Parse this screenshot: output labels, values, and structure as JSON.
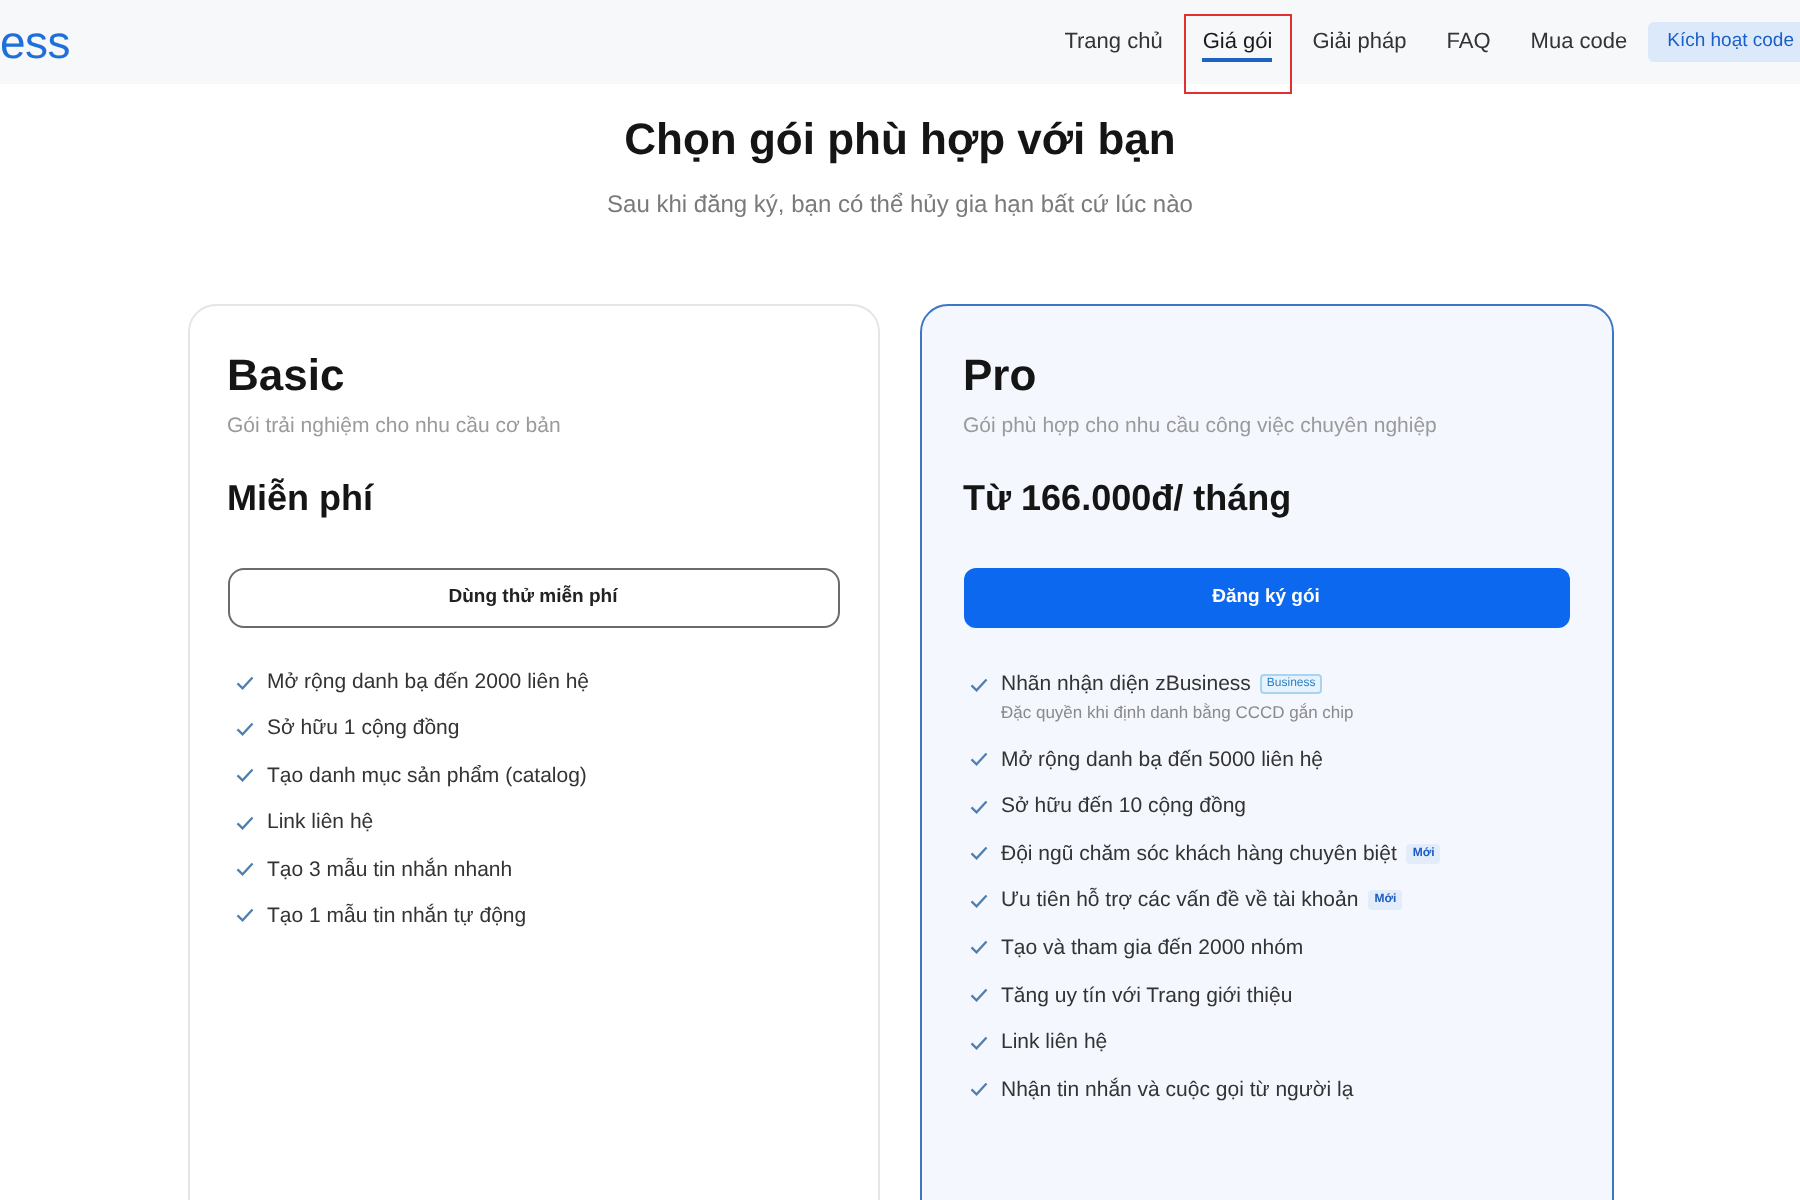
{
  "nav": {
    "logo": "ess",
    "items": [
      {
        "label": "Trang chủ",
        "selected": false,
        "highlighted": false
      },
      {
        "label": "Giá gói",
        "selected": true,
        "highlighted": true
      },
      {
        "label": "Giải pháp",
        "selected": false,
        "highlighted": false
      },
      {
        "label": "FAQ",
        "selected": false,
        "highlighted": false
      },
      {
        "label": "Mua code",
        "selected": false,
        "highlighted": false
      }
    ],
    "cta": "Kích hoạt code"
  },
  "header": {
    "title": "Chọn gói phù hợp với bạn",
    "subtitle": "Sau khi đăng ký, bạn có thể hủy gia hạn bất cứ lúc nào"
  },
  "plans": [
    {
      "name": "Basic",
      "description": "Gói trải nghiệm cho nhu cầu cơ bản",
      "price": "Miễn phí",
      "featured": false,
      "button": "Dùng thử miễn phí",
      "features": [
        {
          "text": "Mở rộng danh bạ đến 2000 liên hệ"
        },
        {
          "text": "Sở hữu 1 cộng đồng"
        },
        {
          "text": "Tạo danh mục sản phẩm (catalog)"
        },
        {
          "text": "Link liên hệ"
        },
        {
          "text": "Tạo 3 mẫu tin nhắn nhanh"
        },
        {
          "text": "Tạo 1 mẫu tin nhắn tự động"
        }
      ]
    },
    {
      "name": "Pro",
      "description": "Gói phù hợp cho nhu cầu công việc chuyên nghiệp",
      "price": "Từ 166.000đ/ tháng",
      "featured": true,
      "button": "Đăng ký gói",
      "features": [
        {
          "text": "Nhãn nhận diện zBusiness",
          "badge": {
            "text": "Business",
            "kind": "outline"
          },
          "note": "Đặc quyền khi định danh bằng CCCD gắn chip"
        },
        {
          "text": "Mở rộng danh bạ đến 5000 liên hệ"
        },
        {
          "text": "Sở hữu đến 10 cộng đồng"
        },
        {
          "text": "Đội ngũ chăm sóc khách hàng chuyên biệt",
          "badge": {
            "text": "Mới",
            "kind": "filled"
          }
        },
        {
          "text": "Ưu tiên hỗ trợ các vấn đề về tài khoản",
          "badge": {
            "text": "Mới",
            "kind": "filled"
          }
        },
        {
          "text": "Tạo và tham gia đến 2000 nhóm"
        },
        {
          "text": "Tăng uy tín với Trang giới thiệu"
        },
        {
          "text": "Link liên hệ"
        },
        {
          "text": "Nhận tin nhắn và cuộc gọi từ người lạ"
        }
      ]
    }
  ]
}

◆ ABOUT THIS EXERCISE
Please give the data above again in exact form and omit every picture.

◆ OUTPUT OF THE TASK
Parse this screenshot: output labels, values, and structure as JSON.
{
  "nav": {
    "logo": "ess",
    "items": [
      {
        "label": "Trang chủ",
        "selected": false,
        "highlighted": false
      },
      {
        "label": "Giá gói",
        "selected": true,
        "highlighted": true
      },
      {
        "label": "Giải pháp",
        "selected": false,
        "highlighted": false
      },
      {
        "label": "FAQ",
        "selected": false,
        "highlighted": false
      },
      {
        "label": "Mua code",
        "selected": false,
        "highlighted": false
      }
    ],
    "cta": "Kích hoạt code"
  },
  "header": {
    "title": "Chọn gói phù hợp với bạn",
    "subtitle": "Sau khi đăng ký, bạn có thể hủy gia hạn bất cứ lúc nào"
  },
  "plans": [
    {
      "name": "Basic",
      "description": "Gói trải nghiệm cho nhu cầu cơ bản",
      "price": "Miễn phí",
      "featured": false,
      "button": "Dùng thử miễn phí",
      "features": [
        {
          "text": "Mở rộng danh bạ đến 2000 liên hệ"
        },
        {
          "text": "Sở hữu 1 cộng đồng"
        },
        {
          "text": "Tạo danh mục sản phẩm (catalog)"
        },
        {
          "text": "Link liên hệ"
        },
        {
          "text": "Tạo 3 mẫu tin nhắn nhanh"
        },
        {
          "text": "Tạo 1 mẫu tin nhắn tự động"
        }
      ]
    },
    {
      "name": "Pro",
      "description": "Gói phù hợp cho nhu cầu công việc chuyên nghiệp",
      "price": "Từ 166.000đ/ tháng",
      "featured": true,
      "button": "Đăng ký gói",
      "features": [
        {
          "text": "Nhãn nhận diện zBusiness",
          "badge": {
            "text": "Business",
            "kind": "outline"
          },
          "note": "Đặc quyền khi định danh bằng CCCD gắn chip"
        },
        {
          "text": "Mở rộng danh bạ đến 5000 liên hệ"
        },
        {
          "text": "Sở hữu đến 10 cộng đồng"
        },
        {
          "text": "Đội ngũ chăm sóc khách hàng chuyên biệt",
          "badge": {
            "text": "Mới",
            "kind": "filled"
          }
        },
        {
          "text": "Ưu tiên hỗ trợ các vấn đề về tài khoản",
          "badge": {
            "text": "Mới",
            "kind": "filled"
          }
        },
        {
          "text": "Tạo và tham gia đến 2000 nhóm"
        },
        {
          "text": "Tăng uy tín với Trang giới thiệu"
        },
        {
          "text": "Link liên hệ"
        },
        {
          "text": "Nhận tin nhắn và cuộc gọi từ người lạ"
        }
      ]
    }
  ]
}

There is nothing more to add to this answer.